Indian Nations CouncilThe Greatest Show on Earth
5.Turn the blade over and repeat on the other side an equal number of times.
6.Finish off on the sole of your shoe.
It will take half an hour to sharpen a dull knife, but once sharp, a minute a day will keep it in perfect shape.
Cub Scout Chefs
Eating is fun and so is fixing food to eat! Cub Scouts love to do both. This section will focus on cooking inside, instead of cooking outdoors. For tips and ideas on cooking outdoors see the Webelos section of this book.
Cooking in a den meeting can be a real treat for Cubs. Its provides a fun change of pace and a great avenue for teaching many important lessons that Cubs don't associate with having fun. Cleanliness, nutrition, safety, how to follow directions, planning, etc., are easily demonstrated in the kitchen; and you're likely to have their attention when food is involved.
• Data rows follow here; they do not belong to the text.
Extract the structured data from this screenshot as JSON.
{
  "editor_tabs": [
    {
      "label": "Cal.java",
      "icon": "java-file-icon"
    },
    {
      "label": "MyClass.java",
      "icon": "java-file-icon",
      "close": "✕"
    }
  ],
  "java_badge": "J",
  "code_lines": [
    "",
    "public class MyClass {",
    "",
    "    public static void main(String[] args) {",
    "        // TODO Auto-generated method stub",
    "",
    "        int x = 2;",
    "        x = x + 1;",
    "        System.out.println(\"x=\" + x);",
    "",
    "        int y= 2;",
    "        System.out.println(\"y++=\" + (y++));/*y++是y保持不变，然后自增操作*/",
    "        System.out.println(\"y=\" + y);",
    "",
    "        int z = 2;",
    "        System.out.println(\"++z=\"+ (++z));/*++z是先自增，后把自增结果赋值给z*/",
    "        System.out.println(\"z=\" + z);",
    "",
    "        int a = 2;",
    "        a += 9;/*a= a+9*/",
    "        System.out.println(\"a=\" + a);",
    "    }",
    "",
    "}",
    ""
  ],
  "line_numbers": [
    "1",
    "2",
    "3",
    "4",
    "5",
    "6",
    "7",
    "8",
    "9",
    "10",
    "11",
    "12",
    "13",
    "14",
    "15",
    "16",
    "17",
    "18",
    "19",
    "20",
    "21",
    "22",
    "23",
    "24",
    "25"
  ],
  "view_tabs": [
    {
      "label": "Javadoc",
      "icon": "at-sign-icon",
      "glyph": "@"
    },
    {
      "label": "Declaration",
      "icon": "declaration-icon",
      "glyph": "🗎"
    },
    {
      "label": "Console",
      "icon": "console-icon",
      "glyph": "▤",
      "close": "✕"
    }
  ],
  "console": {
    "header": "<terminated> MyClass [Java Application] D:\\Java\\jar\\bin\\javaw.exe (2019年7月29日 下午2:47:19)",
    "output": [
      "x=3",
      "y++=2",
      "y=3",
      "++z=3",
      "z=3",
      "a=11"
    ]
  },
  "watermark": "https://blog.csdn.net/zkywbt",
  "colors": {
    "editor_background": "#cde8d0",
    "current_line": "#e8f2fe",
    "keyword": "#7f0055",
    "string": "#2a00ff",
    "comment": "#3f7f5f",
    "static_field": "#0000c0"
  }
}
Always involve the boys as much as possible.
It is highly recommended that you first establish some rules in regards to cooking and eating. Further it is important to remember that not all of your Cubs may have had any experience in the kitchen. Some suggested rules are:
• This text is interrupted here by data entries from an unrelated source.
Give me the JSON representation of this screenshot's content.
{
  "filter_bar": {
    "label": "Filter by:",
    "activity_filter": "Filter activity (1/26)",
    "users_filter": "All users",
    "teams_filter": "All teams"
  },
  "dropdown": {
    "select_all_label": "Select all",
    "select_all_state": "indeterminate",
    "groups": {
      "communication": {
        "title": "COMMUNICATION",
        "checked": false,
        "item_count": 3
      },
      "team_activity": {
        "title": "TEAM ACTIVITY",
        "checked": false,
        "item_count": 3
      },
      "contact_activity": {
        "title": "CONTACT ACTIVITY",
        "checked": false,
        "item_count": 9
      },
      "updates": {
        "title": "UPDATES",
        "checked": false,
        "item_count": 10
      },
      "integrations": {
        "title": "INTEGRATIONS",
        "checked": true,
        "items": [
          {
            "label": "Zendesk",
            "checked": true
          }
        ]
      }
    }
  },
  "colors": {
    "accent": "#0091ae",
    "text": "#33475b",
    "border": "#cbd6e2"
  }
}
1.Wash your hands and keep them clean at all times. (It might be a good idea to have a nail brush handy for some of the Cubs.)
2.Read all of the recipe before starting.
4.Nobody eats until the mess is cleaned up.
You, of course, should elaborate on these rules to fit your situation and add any others you or the Cubs might think of. Assign everyone a task. If you run out of tasks, double up and have the boys waiting their turn start cleaning or look for safety violations. One of the skills we hope you don't have teach with cooking is First Aid. Just in case, know where your first aid kit is and how to use it. You should have at least one other adult present when cooking with Cub Scouts. Your full attention should be on a boy using a knife, mixer, blender or other potentially dangerous utensil.
Do simple things to start with and then progress as the skills become sharper. The first venture into food preparation will probably be an after school snack or a sack lunch for an outing. You will find recipes for all kinds of food in cookbooks and on mix boxes. While cooking from a recipe, help the Cub Scout measure out the ingredients himself. It's a lot more fun, but it does take more time and skill.
BAKE:Cook food in the oven.
FRY:Cook food in hot oil.
BEAT:To combine ingredients, or add air by using a brisk whipping or stirring motion.
KNEAD:Work and press dough with palms of hands. Turn a little after each push.
BLEND:Stir several ingredients together until smooth.
MIX:Stir ingredients together.
BOIL:Cook in hot liquid that bubbles and steams.
SIMMER:Cook in liquid over very low heat. Bubbles are small and slow.
BROIL:Cook in direct heat. Use the broiler or cook outside over coals.
CREAM:Beat with spoon or mixer until mixture is soft and fluffy.
Page XDen Doings